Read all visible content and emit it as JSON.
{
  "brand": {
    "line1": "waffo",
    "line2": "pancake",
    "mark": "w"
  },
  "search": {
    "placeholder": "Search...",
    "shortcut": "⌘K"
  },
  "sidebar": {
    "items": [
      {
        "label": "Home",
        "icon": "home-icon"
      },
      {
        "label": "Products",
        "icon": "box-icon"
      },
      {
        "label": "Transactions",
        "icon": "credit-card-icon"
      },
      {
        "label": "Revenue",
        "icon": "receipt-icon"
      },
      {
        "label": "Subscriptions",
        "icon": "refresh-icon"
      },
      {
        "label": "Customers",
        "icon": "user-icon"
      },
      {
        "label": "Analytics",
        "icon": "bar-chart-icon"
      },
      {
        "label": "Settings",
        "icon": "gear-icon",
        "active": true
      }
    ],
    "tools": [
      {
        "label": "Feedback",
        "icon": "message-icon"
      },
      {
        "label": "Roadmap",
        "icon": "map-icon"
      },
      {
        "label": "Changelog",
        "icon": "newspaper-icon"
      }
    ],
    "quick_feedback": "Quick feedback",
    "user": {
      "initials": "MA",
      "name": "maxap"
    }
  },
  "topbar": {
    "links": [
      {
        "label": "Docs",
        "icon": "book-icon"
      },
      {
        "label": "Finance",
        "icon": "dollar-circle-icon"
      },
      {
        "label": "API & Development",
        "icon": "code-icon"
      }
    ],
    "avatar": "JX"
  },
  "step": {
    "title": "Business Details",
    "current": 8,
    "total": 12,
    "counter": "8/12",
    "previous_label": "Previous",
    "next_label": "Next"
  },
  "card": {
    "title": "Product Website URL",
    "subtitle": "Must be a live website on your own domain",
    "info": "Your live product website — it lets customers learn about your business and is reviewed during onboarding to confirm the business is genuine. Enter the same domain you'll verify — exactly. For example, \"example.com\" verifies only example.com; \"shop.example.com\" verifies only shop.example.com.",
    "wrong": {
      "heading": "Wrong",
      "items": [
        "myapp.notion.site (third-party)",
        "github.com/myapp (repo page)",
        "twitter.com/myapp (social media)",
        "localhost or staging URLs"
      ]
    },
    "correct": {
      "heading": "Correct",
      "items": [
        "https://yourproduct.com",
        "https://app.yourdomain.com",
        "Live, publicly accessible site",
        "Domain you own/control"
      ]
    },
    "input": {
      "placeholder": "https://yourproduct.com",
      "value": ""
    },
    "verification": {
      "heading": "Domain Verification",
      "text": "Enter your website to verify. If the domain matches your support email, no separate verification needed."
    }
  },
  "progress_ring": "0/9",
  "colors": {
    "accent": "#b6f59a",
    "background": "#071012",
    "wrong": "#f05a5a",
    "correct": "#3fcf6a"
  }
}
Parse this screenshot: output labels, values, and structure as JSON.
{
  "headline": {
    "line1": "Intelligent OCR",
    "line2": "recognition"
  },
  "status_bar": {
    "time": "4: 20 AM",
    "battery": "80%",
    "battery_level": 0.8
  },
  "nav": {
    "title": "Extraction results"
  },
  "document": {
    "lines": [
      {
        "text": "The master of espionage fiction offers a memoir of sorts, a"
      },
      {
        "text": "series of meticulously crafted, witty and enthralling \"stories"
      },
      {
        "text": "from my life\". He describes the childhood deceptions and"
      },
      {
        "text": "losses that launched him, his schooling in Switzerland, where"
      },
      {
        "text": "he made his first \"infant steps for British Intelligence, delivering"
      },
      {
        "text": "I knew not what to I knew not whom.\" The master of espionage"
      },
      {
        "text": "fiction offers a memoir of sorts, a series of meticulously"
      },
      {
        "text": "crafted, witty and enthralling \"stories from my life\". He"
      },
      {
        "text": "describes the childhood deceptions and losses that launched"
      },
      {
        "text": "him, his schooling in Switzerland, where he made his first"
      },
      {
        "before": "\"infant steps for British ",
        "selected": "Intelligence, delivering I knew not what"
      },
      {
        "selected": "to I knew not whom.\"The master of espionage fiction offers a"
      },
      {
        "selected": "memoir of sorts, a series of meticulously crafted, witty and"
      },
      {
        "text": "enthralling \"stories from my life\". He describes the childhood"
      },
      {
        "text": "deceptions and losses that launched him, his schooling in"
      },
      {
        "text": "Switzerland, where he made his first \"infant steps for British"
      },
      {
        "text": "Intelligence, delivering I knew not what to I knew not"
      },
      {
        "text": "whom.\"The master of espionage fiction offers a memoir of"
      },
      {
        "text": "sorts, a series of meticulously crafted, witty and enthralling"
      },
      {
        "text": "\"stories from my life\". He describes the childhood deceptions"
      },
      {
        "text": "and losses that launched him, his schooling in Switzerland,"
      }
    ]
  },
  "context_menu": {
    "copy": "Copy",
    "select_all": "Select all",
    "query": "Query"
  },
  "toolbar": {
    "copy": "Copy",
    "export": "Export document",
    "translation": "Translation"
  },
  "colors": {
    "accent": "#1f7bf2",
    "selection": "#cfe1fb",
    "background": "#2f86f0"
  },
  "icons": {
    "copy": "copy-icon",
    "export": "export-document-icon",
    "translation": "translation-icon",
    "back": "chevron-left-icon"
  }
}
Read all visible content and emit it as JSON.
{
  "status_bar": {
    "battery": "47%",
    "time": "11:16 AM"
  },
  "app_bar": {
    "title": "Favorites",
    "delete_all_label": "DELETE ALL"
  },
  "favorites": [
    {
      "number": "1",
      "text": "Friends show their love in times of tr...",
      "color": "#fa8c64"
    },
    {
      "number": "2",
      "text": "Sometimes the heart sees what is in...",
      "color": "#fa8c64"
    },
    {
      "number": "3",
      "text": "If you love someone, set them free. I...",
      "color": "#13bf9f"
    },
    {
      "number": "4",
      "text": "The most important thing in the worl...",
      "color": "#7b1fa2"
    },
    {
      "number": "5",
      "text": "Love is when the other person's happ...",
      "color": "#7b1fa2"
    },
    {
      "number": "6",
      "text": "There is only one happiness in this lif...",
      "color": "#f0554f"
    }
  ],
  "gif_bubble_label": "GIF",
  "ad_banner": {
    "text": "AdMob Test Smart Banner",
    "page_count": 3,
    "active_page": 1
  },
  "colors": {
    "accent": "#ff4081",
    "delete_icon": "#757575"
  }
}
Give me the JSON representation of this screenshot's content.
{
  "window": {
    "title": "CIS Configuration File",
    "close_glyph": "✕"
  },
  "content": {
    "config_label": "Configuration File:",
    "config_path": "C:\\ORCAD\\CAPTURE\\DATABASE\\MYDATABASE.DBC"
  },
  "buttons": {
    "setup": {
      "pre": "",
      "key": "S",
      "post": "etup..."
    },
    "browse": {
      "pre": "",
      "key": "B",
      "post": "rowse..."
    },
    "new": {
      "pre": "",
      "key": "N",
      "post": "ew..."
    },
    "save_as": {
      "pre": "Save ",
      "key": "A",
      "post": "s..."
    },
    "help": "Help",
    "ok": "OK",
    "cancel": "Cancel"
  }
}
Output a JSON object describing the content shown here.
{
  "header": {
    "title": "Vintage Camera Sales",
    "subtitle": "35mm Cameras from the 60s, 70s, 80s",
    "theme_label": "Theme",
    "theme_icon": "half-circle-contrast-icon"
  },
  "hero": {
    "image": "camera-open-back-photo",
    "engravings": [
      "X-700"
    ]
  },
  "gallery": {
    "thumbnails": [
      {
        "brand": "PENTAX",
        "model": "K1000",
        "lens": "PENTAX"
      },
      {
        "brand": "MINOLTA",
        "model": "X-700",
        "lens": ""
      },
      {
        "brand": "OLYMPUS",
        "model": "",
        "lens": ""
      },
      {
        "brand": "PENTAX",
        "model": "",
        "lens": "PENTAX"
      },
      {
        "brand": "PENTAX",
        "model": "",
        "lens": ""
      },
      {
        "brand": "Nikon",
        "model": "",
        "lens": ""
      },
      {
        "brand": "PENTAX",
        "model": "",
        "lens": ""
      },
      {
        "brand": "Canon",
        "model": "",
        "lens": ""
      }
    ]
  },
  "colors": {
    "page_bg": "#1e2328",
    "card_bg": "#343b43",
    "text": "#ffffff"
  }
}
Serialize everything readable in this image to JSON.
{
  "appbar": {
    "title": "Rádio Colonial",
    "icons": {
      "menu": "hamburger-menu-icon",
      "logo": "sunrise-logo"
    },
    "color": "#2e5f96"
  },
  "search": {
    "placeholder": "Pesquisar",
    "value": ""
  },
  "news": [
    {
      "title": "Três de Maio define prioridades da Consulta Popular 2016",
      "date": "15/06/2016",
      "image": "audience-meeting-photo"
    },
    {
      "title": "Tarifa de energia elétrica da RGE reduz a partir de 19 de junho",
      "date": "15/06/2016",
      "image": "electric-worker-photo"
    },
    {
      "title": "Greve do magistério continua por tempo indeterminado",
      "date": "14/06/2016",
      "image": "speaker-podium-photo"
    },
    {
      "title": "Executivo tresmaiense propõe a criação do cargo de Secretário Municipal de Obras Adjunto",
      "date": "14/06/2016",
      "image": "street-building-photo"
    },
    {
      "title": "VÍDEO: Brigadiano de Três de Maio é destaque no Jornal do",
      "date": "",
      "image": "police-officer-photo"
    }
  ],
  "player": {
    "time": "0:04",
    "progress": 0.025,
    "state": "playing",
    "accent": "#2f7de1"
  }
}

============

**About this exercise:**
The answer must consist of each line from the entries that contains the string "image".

**Output for this task:**
    "image": "camera-open-back-photo",
Serialize everything readable in this image to JSON.
      "image": "audience-meeting-photo"
      "image": "electric-worker-photo"
      "image": "speaker-podium-photo"
      "image": "street-building-photo"
      "image": "police-officer-photo"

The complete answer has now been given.